Areas covered included the free movement of persons, goods, services, and the right of residence and establishment. The Ministry of Foreign Affairs, regional Co-operation and NEPAD organised the workshop.
The Deputy Minister for Foreign Affairs, Regional Co-operation and NEPAD, Ms Shirley Ayorkor Botchwey, stated that the implementation of the ECOWAS protocol would benefit African governments immensely through the harmonisation of trade, monetary and production policies.
"Indeed, the dictates of globalisation have made it more urgent now than ever for African countries to be committed to developing appropriate framework and strategies for integrating their economies," she noted.
Ms Botchwey indicated that the fragmentation of Africa into many states with scanty economic resources had led African leaders pursuing political independence to embrace regional co-operation as a central element of their development strategy.
She observed that through collaborative efforts, participating countries would generate maximum socio-economic development for their citizens.
Globalisation, she noted, has brought in its wake a lot of pressure on nations to open their markets and stimulate international and regional trade. "One major advantage of integration is the creation of regional market for goods of ECOWAS origin" she said.
Ms Botchway observed that despite the ratification of the protocol of free movement of persons, goods and services within the community, there were still numerous check points and roadblocks on international highways and said it was frustrating to travellers and economic operators.
"Whilst it is true that some of the road blocks are necessary to check armed robbery and other forms of banditry, it is also true that some of them have nothing to do with national security or public order. They are just there to intimidate and harass innocent travellers," she said.
Ms Botchwey, therefore, said it was necessary for member states to facilitate the removal of Tariff and non-tariff barriers to trade because they slowed down inter-regional trade, increased cost and reduced the competitiveness of local production.

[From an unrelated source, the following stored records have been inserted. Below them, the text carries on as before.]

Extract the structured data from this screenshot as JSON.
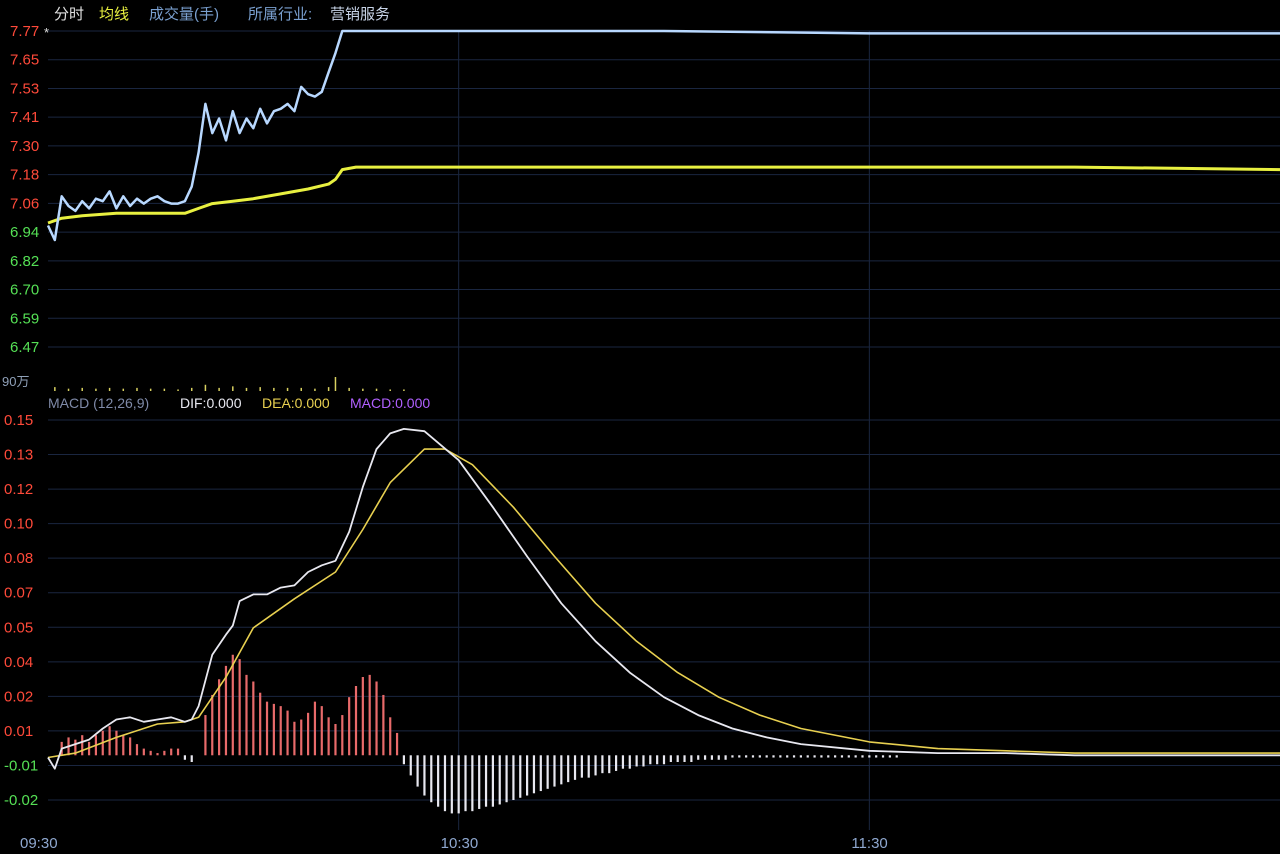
{
  "header": {
    "tab_timeshare": "分时",
    "tab_avg": "均线",
    "volume_label": "成交量(手)",
    "industry_label": "所属行业:",
    "industry_value": "营销服务"
  },
  "colors": {
    "price": "#b8d8ff",
    "avg": "#e8f040",
    "up": "#ff4a3a",
    "down": "#55e055",
    "dif": "#e8e8f0",
    "dea": "#e8d050",
    "macd_label": "#b060ff",
    "macd_pos_bar": "#e86a6a",
    "macd_neg_bar": "#e8e8f0",
    "grid": "#1a2640",
    "volume_bar": "#d8d060"
  },
  "volume_axis_label": "90万",
  "macd_header": {
    "name": "MACD (12,26,9)",
    "dif": "DIF:0.000",
    "dea": "DEA:0.000",
    "macd": "MACD:0.000"
  },
  "chart_data": [
    {
      "type": "line",
      "panel": "intraday price",
      "y_ticks": [
        "7.77",
        "7.65",
        "7.53",
        "7.41",
        "7.30",
        "7.18",
        "7.06",
        "6.94",
        "6.82",
        "6.70",
        "6.59",
        "6.47"
      ],
      "ylim": [
        6.47,
        7.77
      ],
      "x_ticks": [
        "09:30",
        "10:30",
        "11:30"
      ],
      "series": [
        {
          "name": "分时",
          "x": [
            0,
            1,
            2,
            3,
            4,
            5,
            6,
            7,
            8,
            9,
            10,
            11,
            12,
            13,
            14,
            15,
            16,
            17,
            18,
            19,
            20,
            21,
            22,
            23,
            24,
            25,
            26,
            27,
            28,
            29,
            30,
            31,
            32,
            33,
            34,
            35,
            36,
            37,
            38,
            39,
            40,
            41,
            42,
            43,
            44,
            45,
            48,
            60,
            90,
            120,
            150,
            180
          ],
          "values": [
            6.97,
            6.91,
            7.09,
            7.05,
            7.03,
            7.07,
            7.04,
            7.08,
            7.07,
            7.11,
            7.04,
            7.09,
            7.05,
            7.08,
            7.06,
            7.08,
            7.09,
            7.07,
            7.06,
            7.06,
            7.07,
            7.13,
            7.27,
            7.47,
            7.35,
            7.41,
            7.32,
            7.44,
            7.35,
            7.41,
            7.37,
            7.45,
            7.39,
            7.44,
            7.45,
            7.47,
            7.44,
            7.54,
            7.51,
            7.5,
            7.52,
            7.6,
            7.68,
            7.77,
            7.77,
            7.77,
            7.77,
            7.77,
            7.77,
            7.76,
            7.76,
            7.76
          ]
        },
        {
          "name": "均线",
          "x": [
            0,
            2,
            5,
            10,
            15,
            20,
            22,
            24,
            27,
            30,
            34,
            38,
            41,
            42,
            43,
            45,
            60,
            90,
            120,
            150,
            180
          ],
          "values": [
            6.98,
            7.0,
            7.01,
            7.02,
            7.02,
            7.02,
            7.04,
            7.06,
            7.07,
            7.08,
            7.1,
            7.12,
            7.14,
            7.16,
            7.2,
            7.21,
            7.21,
            7.21,
            7.21,
            7.21,
            7.2
          ]
        }
      ]
    },
    {
      "type": "bar",
      "panel": "volume",
      "y_label": "90万",
      "x": [
        1,
        3,
        5,
        7,
        9,
        11,
        13,
        15,
        17,
        19,
        21,
        23,
        25,
        27,
        29,
        31,
        33,
        35,
        37,
        39,
        41,
        42,
        44,
        46,
        48,
        50,
        52
      ],
      "values": [
        5,
        3,
        4,
        3,
        4,
        3,
        4,
        3,
        3,
        2,
        4,
        8,
        4,
        6,
        4,
        5,
        4,
        4,
        4,
        3,
        5,
        18,
        4,
        3,
        3,
        2,
        2
      ]
    },
    {
      "type": "line",
      "panel": "MACD",
      "y_ticks": [
        "0.15",
        "0.13",
        "0.12",
        "0.10",
        "0.08",
        "0.07",
        "0.05",
        "0.04",
        "0.02",
        "0.01",
        "-0.01",
        "-0.02"
      ],
      "ylim": [
        -0.02,
        0.15
      ],
      "series": [
        {
          "name": "DIF",
          "x": [
            0,
            1,
            2,
            4,
            6,
            8,
            10,
            12,
            14,
            16,
            18,
            20,
            21,
            22,
            24,
            26,
            27,
            28,
            30,
            32,
            34,
            36,
            38,
            40,
            42,
            44,
            46,
            48,
            50,
            52,
            55,
            60,
            65,
            70,
            75,
            80,
            85,
            90,
            95,
            100,
            105,
            110,
            120,
            130,
            140,
            150,
            160,
            170,
            180
          ],
          "values": [
            -0.001,
            -0.006,
            0.003,
            0.005,
            0.007,
            0.012,
            0.016,
            0.017,
            0.015,
            0.016,
            0.017,
            0.015,
            0.016,
            0.022,
            0.045,
            0.054,
            0.058,
            0.069,
            0.072,
            0.072,
            0.075,
            0.076,
            0.082,
            0.085,
            0.087,
            0.1,
            0.12,
            0.137,
            0.144,
            0.146,
            0.145,
            0.132,
            0.111,
            0.089,
            0.068,
            0.051,
            0.037,
            0.026,
            0.018,
            0.012,
            0.008,
            0.005,
            0.002,
            0.001,
            0.001,
            0.0,
            0.0,
            0.0,
            0.0
          ]
        },
        {
          "name": "DEA",
          "x": [
            0,
            4,
            10,
            16,
            20,
            22,
            26,
            30,
            36,
            42,
            46,
            50,
            55,
            58,
            62,
            68,
            74,
            80,
            86,
            92,
            98,
            104,
            110,
            120,
            130,
            140,
            150,
            160,
            170,
            180
          ],
          "values": [
            -0.001,
            0.001,
            0.008,
            0.014,
            0.015,
            0.017,
            0.035,
            0.057,
            0.07,
            0.082,
            0.101,
            0.122,
            0.137,
            0.137,
            0.13,
            0.111,
            0.089,
            0.068,
            0.051,
            0.037,
            0.026,
            0.018,
            0.012,
            0.006,
            0.003,
            0.002,
            0.001,
            0.001,
            0.001,
            0.001
          ]
        },
        {
          "name": "MACD",
          "type": "bar",
          "x": [
            2,
            3,
            4,
            5,
            6,
            7,
            8,
            9,
            10,
            11,
            12,
            13,
            14,
            15,
            16,
            17,
            18,
            19,
            20,
            21,
            23,
            24,
            25,
            26,
            27,
            28,
            29,
            30,
            31,
            32,
            33,
            34,
            35,
            36,
            37,
            38,
            39,
            40,
            41,
            42,
            43,
            44,
            45,
            46,
            47,
            48,
            49,
            50,
            51,
            52,
            53,
            54,
            55,
            56,
            57,
            58,
            59,
            60,
            61,
            62,
            63,
            64,
            65,
            66,
            67,
            68,
            69,
            70,
            71,
            72,
            73,
            74,
            75,
            76,
            77,
            78,
            79,
            80,
            81,
            82,
            83,
            84,
            85,
            86,
            87,
            88,
            89,
            90,
            91,
            92,
            93,
            94,
            95,
            96,
            97,
            98,
            99,
            100,
            101,
            102,
            103,
            104,
            105,
            106,
            107,
            108,
            109,
            110,
            111,
            112,
            113,
            114,
            115,
            116,
            117,
            118,
            119,
            120,
            121,
            122,
            123,
            124
          ],
          "values": [
            0.006,
            0.008,
            0.007,
            0.009,
            0.006,
            0.009,
            0.011,
            0.013,
            0.011,
            0.009,
            0.008,
            0.005,
            0.003,
            0.002,
            0.001,
            0.002,
            0.003,
            0.003,
            -0.002,
            -0.003,
            0.018,
            0.027,
            0.034,
            0.04,
            0.045,
            0.043,
            0.036,
            0.033,
            0.028,
            0.024,
            0.023,
            0.022,
            0.02,
            0.015,
            0.016,
            0.019,
            0.024,
            0.022,
            0.017,
            0.014,
            0.018,
            0.026,
            0.031,
            0.035,
            0.036,
            0.033,
            0.027,
            0.017,
            0.01,
            -0.004,
            -0.009,
            -0.014,
            -0.018,
            -0.021,
            -0.023,
            -0.025,
            -0.026,
            -0.026,
            -0.025,
            -0.025,
            -0.024,
            -0.023,
            -0.023,
            -0.022,
            -0.021,
            -0.02,
            -0.019,
            -0.018,
            -0.017,
            -0.016,
            -0.015,
            -0.014,
            -0.013,
            -0.012,
            -0.011,
            -0.01,
            -0.01,
            -0.009,
            -0.008,
            -0.008,
            -0.007,
            -0.006,
            -0.006,
            -0.005,
            -0.005,
            -0.004,
            -0.004,
            -0.004,
            -0.003,
            -0.003,
            -0.003,
            -0.003,
            -0.002,
            -0.002,
            -0.002,
            -0.002,
            -0.002,
            -0.001,
            -0.001,
            -0.001,
            -0.001,
            -0.001,
            -0.001,
            -0.001,
            -0.001,
            -0.001,
            -0.001,
            -0.001,
            -0.001,
            -0.001,
            -0.001,
            -0.001,
            -0.001,
            -0.001,
            -0.001,
            -0.001,
            -0.001,
            -0.001,
            -0.001,
            -0.001,
            -0.001,
            -0.001
          ]
        }
      ]
    }
  ]
}
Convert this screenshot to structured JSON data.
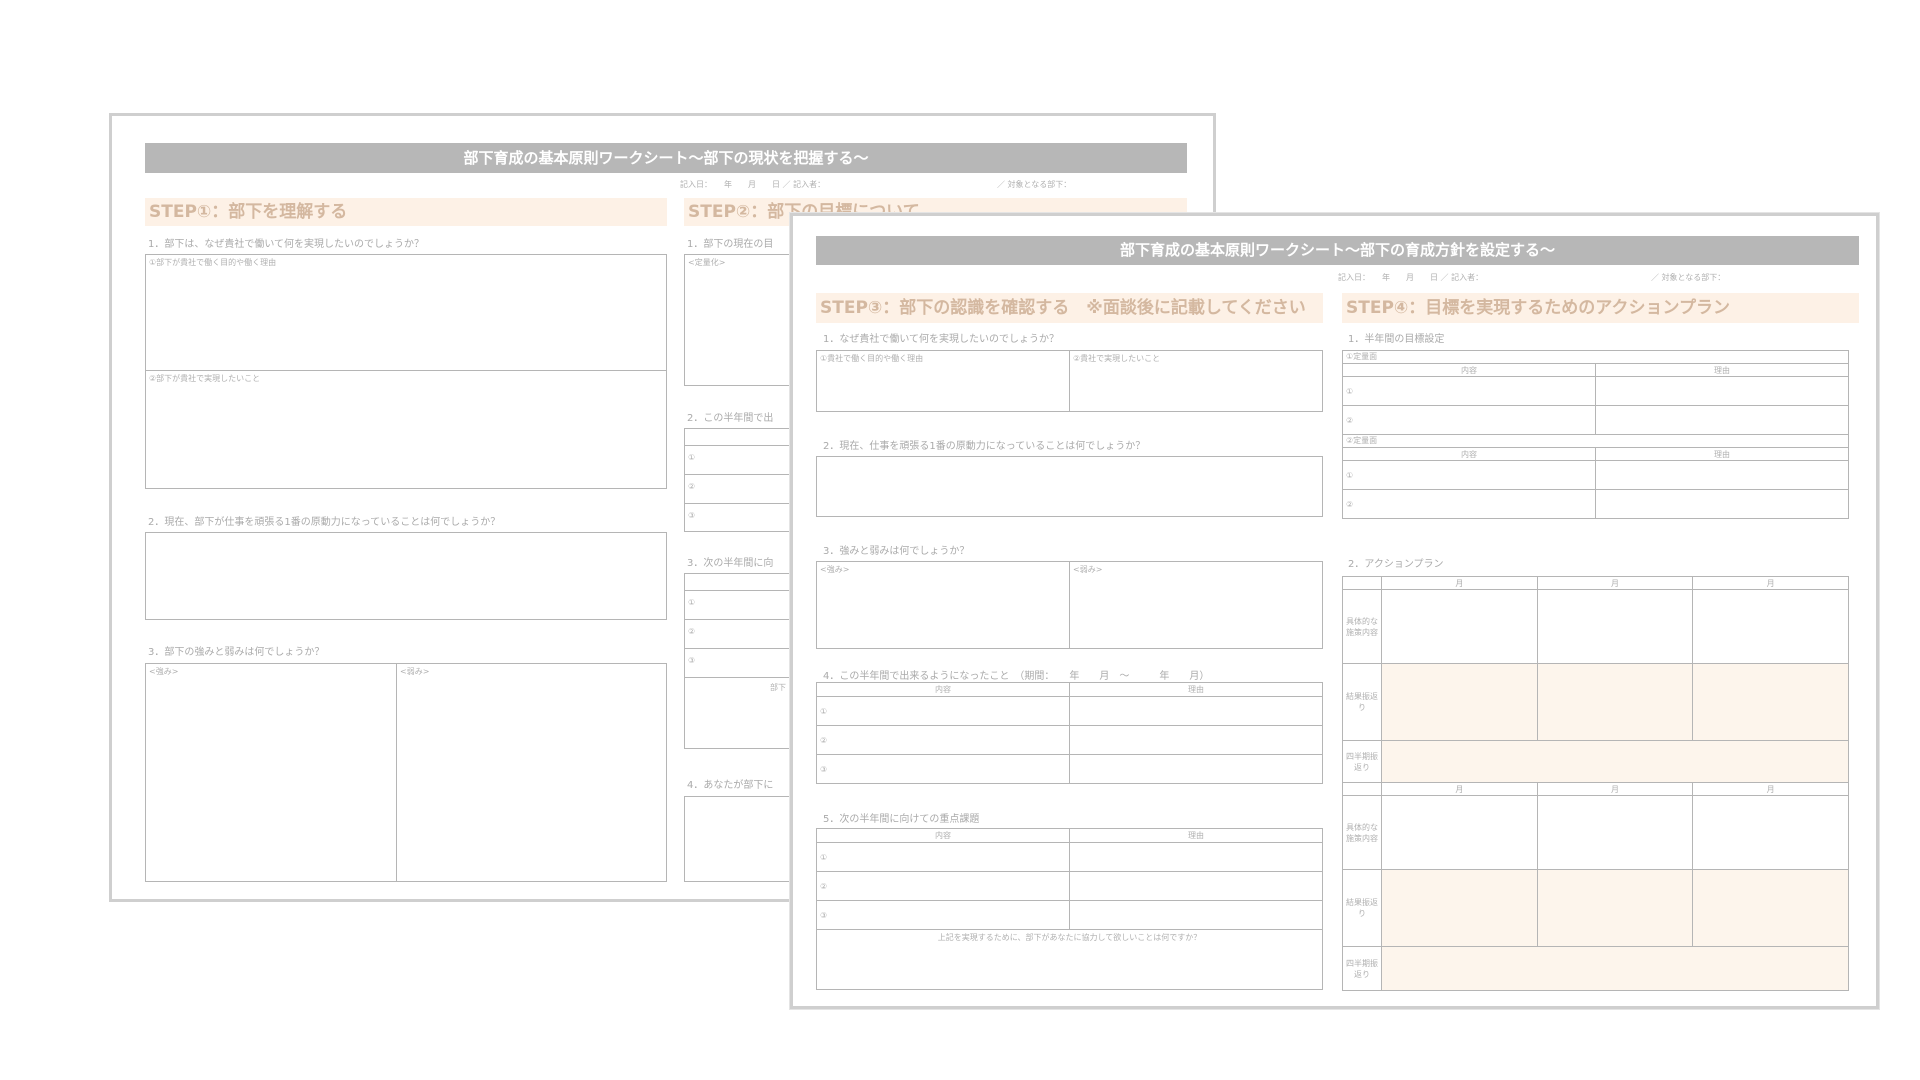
{
  "sheet1": {
    "title": "部下育成の基本原則ワークシート〜部下の現状を把握する〜",
    "meta_date": "記入日：　　年　　月　　日 ／ 記入者：",
    "meta_target": "／ 対象となる部下：",
    "step1": {
      "header": "STEP①：部下を理解する",
      "q1": "1．部下は、なぜ貴社で働いて何を実現したいのでしょうか？",
      "q1_box1": "①部下が貴社で働く目的や働く理由",
      "q1_box2": "②部下が貴社で実現したいこと",
      "q2": "2．現在、部下が仕事を頑張る1番の原動力になっていることは何でしょうか？",
      "q3": "3．部下の強みと弱みは何でしょうか？",
      "strength": "<強み>",
      "weakness": "<弱み>"
    },
    "step2": {
      "header": "STEP②：部下の目標について",
      "q1": "1．部下の現在の目",
      "q1_box": "<定量化>",
      "q2": "2．この半年間で出",
      "q3": "3．次の半年間に向",
      "q4": "4．あなたが部下に",
      "num1": "①",
      "num2": "②",
      "num3": "③",
      "cut_label": "部下"
    }
  },
  "sheet2": {
    "title": "部下育成の基本原則ワークシート〜部下の育成方針を設定する〜",
    "meta_date": "記入日：　　年　　月　　日 ／ 記入者：",
    "meta_target": "／ 対象となる部下：",
    "step3": {
      "header": "STEP③：部下の認識を確認する　※面談後に記載してください",
      "q1": "1．なぜ貴社で働いて何を実現したいのでしょうか？",
      "q1_col1": "①貴社で働く目的や働く理由",
      "q1_col2": "②貴社で実現したいこと",
      "q2": "2．現在、仕事を頑張る1番の原動力になっていることは何でしょうか？",
      "q3": "3．強みと弱みは何でしょうか？",
      "strength": "<強み>",
      "weakness": "<弱み>",
      "q4": "4．この半年間で出来るようになったこと　（期間：　　年　　月　〜　　　年　　月）",
      "q5": "5．次の半年間に向けての重点課題",
      "col_content": "内容",
      "col_reason": "理由",
      "num1": "①",
      "num2": "②",
      "num3": "③",
      "help_question": "上記を実現するために、部下があなたに協力して欲しいことは何ですか？"
    },
    "step4": {
      "header": "STEP④：目標を実現するためのアクションプラン",
      "q1": "1．半年間の目標設定",
      "goal1_label": "①定量面",
      "goal2_label": "②定量面",
      "col_content": "内容",
      "col_reason": "理由",
      "num1": "①",
      "num2": "②",
      "q2": "2．アクションプラン",
      "month": "月",
      "row_concrete": "具体的な施策内容",
      "row_result": "結果振返り",
      "row_half": "四半期振返り"
    }
  }
}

She added that the free movement of citizens, goods and services within the community was the cornerstone of the process of integration.